SINGAPORE--Iris scanning and increasingly sophisticated fingerprint readers are driving new developments in the biometrics realm, enabling the technology to cater to varying biological conditions and therefore, provide better security.
According to John Kendall, director of national security development for Unisys Asia-Pacific, while iris scanning has yet to be widely adopted as the mainstream identification recognition technology, some countries have already implemented it as part of their national identification projects.
"India and Mexico are both using iris [scanning], with fingerprints as the secondary [identification technology]. That's a huge change from just two or three years ago," Kendall said in an interview Monday with ZDNet Asia. The executive is in town for this week's Global Security Asia 2011 conference and exhibition.
Kendall also pointed to the Bank of America, which has installed a facial recognition system that reads both the face and iris of the person requesting access. Unlike fingerprint readers, the system does not require the person to remain stationary while his details are being scanned. Instead, it is able to pick up facial and iris features as he approaches the entrance point. Once access is granted, the door will automatically open, he said.
Sub-dermal fingerprint readers
Unlike traditional fingerprint scanners which can be easily "fooled" either by using replicated fingerprints or simply by "blowing and fogging the glass", new scanners are "sub-dermal" as they read patterns of blood vessels or tissue beneath the fingerprint, Kendall said.

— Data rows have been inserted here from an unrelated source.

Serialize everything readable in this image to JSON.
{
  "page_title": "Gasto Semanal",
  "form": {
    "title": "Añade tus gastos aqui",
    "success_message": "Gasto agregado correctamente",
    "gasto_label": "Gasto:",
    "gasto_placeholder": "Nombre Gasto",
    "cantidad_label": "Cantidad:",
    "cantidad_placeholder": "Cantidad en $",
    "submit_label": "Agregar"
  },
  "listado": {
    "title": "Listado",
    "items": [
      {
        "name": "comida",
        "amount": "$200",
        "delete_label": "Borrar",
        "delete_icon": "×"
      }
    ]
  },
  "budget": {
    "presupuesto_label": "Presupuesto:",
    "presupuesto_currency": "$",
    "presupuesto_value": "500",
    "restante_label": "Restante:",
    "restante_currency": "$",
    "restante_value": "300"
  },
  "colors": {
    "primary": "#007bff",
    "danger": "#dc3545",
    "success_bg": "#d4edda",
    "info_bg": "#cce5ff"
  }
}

"Some of the new readers use multiple wavelengths of lights to go into different depths of the human skin, others use radio frequency to excite it so even if your finger is very dirty or fingerprint 'worn', it still works very well," he said. This also takes into consideration, for example, employees who are heavily involved in manual labor and often have worn-out fingerprints that can be difficult to read.

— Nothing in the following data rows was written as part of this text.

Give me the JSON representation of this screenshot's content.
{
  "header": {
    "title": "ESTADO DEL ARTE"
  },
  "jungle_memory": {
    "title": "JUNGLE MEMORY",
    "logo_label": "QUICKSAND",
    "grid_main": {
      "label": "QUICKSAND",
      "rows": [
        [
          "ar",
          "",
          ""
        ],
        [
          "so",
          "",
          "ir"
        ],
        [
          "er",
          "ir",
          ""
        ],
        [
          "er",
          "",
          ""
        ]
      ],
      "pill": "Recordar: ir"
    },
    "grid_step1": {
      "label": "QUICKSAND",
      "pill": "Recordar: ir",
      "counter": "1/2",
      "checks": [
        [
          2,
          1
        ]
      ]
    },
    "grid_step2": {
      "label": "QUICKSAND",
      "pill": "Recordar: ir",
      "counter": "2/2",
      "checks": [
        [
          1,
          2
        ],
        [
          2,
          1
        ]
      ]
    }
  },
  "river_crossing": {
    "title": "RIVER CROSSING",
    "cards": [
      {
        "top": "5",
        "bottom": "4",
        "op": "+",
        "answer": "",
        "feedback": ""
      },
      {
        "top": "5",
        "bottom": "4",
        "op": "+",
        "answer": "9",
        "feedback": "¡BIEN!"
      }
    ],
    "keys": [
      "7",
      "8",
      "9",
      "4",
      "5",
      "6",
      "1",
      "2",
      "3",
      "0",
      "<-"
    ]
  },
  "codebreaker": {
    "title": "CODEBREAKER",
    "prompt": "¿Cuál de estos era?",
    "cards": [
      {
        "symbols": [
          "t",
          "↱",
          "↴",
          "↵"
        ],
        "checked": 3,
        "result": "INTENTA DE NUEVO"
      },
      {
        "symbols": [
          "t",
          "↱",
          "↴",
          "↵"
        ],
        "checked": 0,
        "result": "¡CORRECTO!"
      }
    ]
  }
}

With these new technological developments, it is now more difficult to hack the biometric system. Kendall added that the data will have to be extremely valuable for cybercriminals to invest the effort and time to develop a full anatomically-correct 3D model of a person's finger.
Other technology advancements have also allowed systems to read other parts of a person's hand, he said. The vascular recognition system implemented in the port of Halifax, for example, reads veins instead of fingerprints.
"Similarly, there are cameras that can capture your face and iris at the same time," Kendall said. "In old facial verification systems, you can hold up a picture of [an authorized person to gain access] and the system would recognize it, so with the added iris, there's a level of complexity that cannot be easily copied."
With more organizations heading toward the biometric way, countries will need to play "catch up" in this segment of data security, he explained.
Currently, most countries do not have security legislations regulating the protection of biometric data, he noted.
Increasing user acceptance
Like passwords, biometric data is considered "personal", and some people are still wary of providing their fingerprints as they see it as a form of privacy invasion.
Kendall said: "However, we're finding a lot of that is changing now. The trend over the last few years has shown a very large acceptance toward the use of biometric if people [understand that they] get to benefit from it, whether it is to increase their security or to enhance the convenience of transacting business."
He added that financial institutions could also obtain voice-prints from phone-banking customers to provide an additional layer of recognition.
With the cost of biometric technology going down, he said consumers can expect more devices to be installed with recognition capabilities.
Some laptops, PCs and portable USB storage devices have already implemented the fingerprint technology, he noted, adding that mobile devices can be the next logical form-factor to integrate facial or iris scan recognition.
"People now store personal information in their device so this has become the top target for scammers," Kendall said. "With most smartphones and tablets installed with cameras, it wouldn't be very difficult to create an app that would simply scan your iris before allowing you access."